Once again I have the tremendous honour of contributing to the prestigious ‘Album Of The Month’ category here on Cedric’s blog. You may recall from my post of May last year, I chose to discuss ‘Fives Leaves Left’, Nick Drake’s debut album, which was my ‘gateway drug’ to what can in the broadest sense be defined as ‘pop’ music. If that album was the ‘gateway drug’ then I suppose the one I am about to discuss today represents a slightly stronger intoxicant and a further step for me towards appreciating a wider variety of music. John Martyn was a friend and early supporter of Drake and his music, as well as a fellow recording artist on the Island label. It was through this connection with Drake that I discovered Martyn and his music and came to appreciate this album. So without much further ado, on with the review.
The year Martyn came to record this astonishing album was 1973. Following a period in which he had released successive albums with then wife Beverley Martyn, his last album had been a solo effort. That album, ‘Bless the Weather’, had also marked the beginning of his collaboration with legendary upright bass player Danny Thompson. Thompson would move on to play a pivotal role in the album under discussion today.

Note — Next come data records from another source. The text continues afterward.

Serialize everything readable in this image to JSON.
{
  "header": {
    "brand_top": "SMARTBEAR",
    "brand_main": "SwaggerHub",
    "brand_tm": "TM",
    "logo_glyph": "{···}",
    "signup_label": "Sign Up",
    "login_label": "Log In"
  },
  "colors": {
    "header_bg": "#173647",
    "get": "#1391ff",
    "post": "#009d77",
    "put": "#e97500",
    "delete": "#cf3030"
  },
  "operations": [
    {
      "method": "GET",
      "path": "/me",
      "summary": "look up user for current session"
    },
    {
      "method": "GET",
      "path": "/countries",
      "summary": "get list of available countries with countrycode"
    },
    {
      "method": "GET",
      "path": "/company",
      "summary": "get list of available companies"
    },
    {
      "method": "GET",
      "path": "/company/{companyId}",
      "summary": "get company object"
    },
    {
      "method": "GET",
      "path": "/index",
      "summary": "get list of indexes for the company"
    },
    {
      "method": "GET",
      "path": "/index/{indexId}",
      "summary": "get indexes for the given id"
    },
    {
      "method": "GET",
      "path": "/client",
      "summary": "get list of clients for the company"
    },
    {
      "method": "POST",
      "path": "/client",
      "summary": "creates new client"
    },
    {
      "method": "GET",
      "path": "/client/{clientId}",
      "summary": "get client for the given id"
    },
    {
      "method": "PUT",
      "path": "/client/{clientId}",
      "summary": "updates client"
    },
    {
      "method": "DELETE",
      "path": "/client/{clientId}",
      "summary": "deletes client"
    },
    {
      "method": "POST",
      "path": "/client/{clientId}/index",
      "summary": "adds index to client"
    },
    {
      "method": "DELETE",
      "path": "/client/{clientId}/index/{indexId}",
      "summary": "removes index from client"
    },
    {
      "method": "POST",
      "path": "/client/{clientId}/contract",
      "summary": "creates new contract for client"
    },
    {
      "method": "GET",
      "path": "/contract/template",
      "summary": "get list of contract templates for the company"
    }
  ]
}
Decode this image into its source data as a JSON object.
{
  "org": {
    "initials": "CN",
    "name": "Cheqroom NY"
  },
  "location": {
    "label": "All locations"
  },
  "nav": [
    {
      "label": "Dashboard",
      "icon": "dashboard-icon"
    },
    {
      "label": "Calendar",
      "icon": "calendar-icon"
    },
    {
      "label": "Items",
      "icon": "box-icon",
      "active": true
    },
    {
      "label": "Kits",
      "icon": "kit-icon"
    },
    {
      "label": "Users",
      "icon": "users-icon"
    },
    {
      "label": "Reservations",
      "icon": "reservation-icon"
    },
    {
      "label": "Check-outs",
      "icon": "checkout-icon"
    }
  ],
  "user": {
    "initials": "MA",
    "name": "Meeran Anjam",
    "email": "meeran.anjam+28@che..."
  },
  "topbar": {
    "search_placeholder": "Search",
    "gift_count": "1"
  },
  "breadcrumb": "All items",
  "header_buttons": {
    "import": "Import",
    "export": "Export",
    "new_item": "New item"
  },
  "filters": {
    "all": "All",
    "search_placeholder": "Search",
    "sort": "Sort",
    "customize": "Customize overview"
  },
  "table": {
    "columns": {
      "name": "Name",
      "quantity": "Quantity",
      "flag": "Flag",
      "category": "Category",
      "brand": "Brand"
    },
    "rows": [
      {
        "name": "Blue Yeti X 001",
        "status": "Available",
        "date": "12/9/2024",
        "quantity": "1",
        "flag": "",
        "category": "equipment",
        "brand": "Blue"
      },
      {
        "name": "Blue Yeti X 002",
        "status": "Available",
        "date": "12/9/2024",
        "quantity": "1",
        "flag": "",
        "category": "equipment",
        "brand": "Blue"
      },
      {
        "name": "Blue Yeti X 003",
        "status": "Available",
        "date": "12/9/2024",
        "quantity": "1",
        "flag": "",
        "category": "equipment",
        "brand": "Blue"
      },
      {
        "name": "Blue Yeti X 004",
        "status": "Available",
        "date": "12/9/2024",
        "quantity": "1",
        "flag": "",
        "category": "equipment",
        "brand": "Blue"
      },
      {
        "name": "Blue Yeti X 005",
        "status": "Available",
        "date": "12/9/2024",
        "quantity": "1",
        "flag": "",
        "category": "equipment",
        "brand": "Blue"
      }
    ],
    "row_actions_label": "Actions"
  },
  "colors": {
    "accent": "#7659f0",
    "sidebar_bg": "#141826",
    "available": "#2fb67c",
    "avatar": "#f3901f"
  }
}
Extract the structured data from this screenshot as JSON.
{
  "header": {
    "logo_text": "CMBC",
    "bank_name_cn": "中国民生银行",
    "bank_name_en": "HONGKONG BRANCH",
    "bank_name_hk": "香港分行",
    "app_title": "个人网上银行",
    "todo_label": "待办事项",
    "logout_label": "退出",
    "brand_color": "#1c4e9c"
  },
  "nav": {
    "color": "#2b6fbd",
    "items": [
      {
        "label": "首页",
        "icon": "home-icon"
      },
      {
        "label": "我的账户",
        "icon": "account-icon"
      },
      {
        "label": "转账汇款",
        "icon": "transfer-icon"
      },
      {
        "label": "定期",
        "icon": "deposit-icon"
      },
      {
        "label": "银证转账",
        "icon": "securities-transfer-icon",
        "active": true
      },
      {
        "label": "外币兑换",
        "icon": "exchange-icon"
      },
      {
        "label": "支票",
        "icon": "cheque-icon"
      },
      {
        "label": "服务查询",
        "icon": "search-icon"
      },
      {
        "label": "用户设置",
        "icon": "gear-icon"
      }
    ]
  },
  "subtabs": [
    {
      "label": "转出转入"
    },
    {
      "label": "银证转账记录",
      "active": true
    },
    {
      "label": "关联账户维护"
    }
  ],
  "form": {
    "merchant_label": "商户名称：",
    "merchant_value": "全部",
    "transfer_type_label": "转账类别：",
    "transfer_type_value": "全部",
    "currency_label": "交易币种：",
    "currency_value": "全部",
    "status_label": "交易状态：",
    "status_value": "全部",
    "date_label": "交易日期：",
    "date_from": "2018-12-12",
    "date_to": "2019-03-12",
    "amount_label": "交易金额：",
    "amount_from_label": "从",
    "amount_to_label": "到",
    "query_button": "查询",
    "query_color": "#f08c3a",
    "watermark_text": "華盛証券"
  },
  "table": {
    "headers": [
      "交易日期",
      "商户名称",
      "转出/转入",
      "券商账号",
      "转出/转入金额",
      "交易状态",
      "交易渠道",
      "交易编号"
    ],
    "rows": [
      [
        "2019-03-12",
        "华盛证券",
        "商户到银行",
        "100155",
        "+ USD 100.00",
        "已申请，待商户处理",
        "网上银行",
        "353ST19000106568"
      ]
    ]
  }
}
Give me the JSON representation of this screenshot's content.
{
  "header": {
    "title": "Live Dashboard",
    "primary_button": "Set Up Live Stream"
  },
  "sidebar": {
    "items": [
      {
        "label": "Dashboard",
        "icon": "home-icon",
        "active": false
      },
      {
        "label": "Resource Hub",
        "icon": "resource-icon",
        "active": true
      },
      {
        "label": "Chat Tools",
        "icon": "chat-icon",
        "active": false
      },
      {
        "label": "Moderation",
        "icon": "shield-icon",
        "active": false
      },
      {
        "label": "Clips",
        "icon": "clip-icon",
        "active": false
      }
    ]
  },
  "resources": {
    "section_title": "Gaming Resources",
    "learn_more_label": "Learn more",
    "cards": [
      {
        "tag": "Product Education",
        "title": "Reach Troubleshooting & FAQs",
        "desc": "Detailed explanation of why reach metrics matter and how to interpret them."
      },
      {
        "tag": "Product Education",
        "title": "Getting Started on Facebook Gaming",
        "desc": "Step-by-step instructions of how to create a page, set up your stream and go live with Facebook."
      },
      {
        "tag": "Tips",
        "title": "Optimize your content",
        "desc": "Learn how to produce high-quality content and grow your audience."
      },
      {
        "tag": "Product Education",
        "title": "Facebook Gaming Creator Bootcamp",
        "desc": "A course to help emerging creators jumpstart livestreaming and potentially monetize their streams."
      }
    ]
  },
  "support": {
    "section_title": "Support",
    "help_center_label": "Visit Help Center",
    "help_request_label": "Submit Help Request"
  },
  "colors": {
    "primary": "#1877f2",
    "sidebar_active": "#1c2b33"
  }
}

“If John Martyn had been the only person I had ever done music with, it would have satisfied all of my musical ambition” – Danny Thompson
High praise indeed from Thompson (who recorded and performed with the likes of Roy Orbison, Pentangle, Nick Drake, Richard Thompson, the list goes on…), and it reflects the immensely fruitful musical relationship the two must have had. This close connection can be heard throughout this album, and it was through such a strong, intuitive relationship that some truly inspired music was created. We already glimpse this in the opening title track, where Thompson’s bass is simply sumptuous and fits perfectly with Martyn’s cool, somewhat slurred, but deeply-felt vocals and his percussive acoustic guitar playing. Notice Thompson’s mesmerising use of glissandi in this song and throughout the album. Also featured on this song are Tristan Fey on vibes and Tony Coe on Saxophone who weaves in and out, providing a jazz-like feel to the track.
‘Solid Air’ was written by Martyn about his friend Drake and the latter’s struggles with depression, which the song movingly equates with the difficulties of living life through solid air. A particularly touching line occurs midway through the song in which Martyn confesses that:
I love you
And I can be your friend
I can follow you anywhere
Even through solid air
Elsewhere in the album there is some wonderfully poetic use of language. Above all in the opening track from side two, ‘Go Down Easy’, in which Martyn invokes his lover to:
Curl around me
Like a fern in the spring
The manner with which this track opens is superb, first we hear an improvisatory passage from Thompson on the upright bass, followed by Martyn’s guitar and finally his falsetto voice, all drawing the listener in for this hypnotic number. The way Martyn vocalises certain words in the song, for example ‘eeeeasy’, provides for a deeply sensual feel. It is the perfect way to press the reset button musically after we had ended side one with Martyn’s dark and psychedelic cover of Skip James’ ‘The Devil Got My Woman’ (titled on the album ‘I’d Rather Be That Devil’). For that track Martyn makes frequent use of reverb and echoplex. The trippy closing section is fairly astonishing and no doubt even more impactful if one chooses to make use of some of the substances Martyn was particularly fond of.
Some of the best tracks on this album are more warm and folky, such as ‘May You Never’. This became a staple in Martyn’s live performances, and you can hear why, it has to be one of the greatest invocations of friendship ever put to music. The track must have caught the attention of Eric Clapton who later recorded a cover of it in his 1977 album ‘Showhand’. The third track on the album ‘I Don’t Wanna Know’ starts off in a similarly simple, low-key mood, before it drops into a groove, and a fender-rhodes joins the instrumentation followed eventually by the use of multi-layered vocals. That track follows on from ‘Over the Hill’ which has unmistakably bluegrass feel to it. The song features Richard Thompson, of Fairport Convention fame, strumming away on mandolin. Apparently ‘the hill’ referred to in the song is the West Hill in Hastings which Martyn had to walk over to get to his home from the station.
Cedric has improved my appreciation for the importance of track sequencing in albums, and I think Martyn does an exemplary job of this throughout the album. At times there are great contrasts, for example, the choice of following the hard-edged ‘Dreams by the Sea’ with the much softer ‘May You Never’. Other times the tracks seem to follow on from one another with great ease, for example the manner in which ‘The Man in the Station’ carries on from ‘May You Never’. Overall, I think this a superb album, with elements of folk, jazz, and blues combined effortlessly to create a greater whole. I am sure the somewhat rough and ready, down to earth Martyn would probably have thought I was a pretentious tw*t, but regardless I have gained such a lot of enjoyment from this record that it would have been unthinkably crass of me not to have paid tribute to it. I hope you will gain the same pleasure from this superb album as I have done.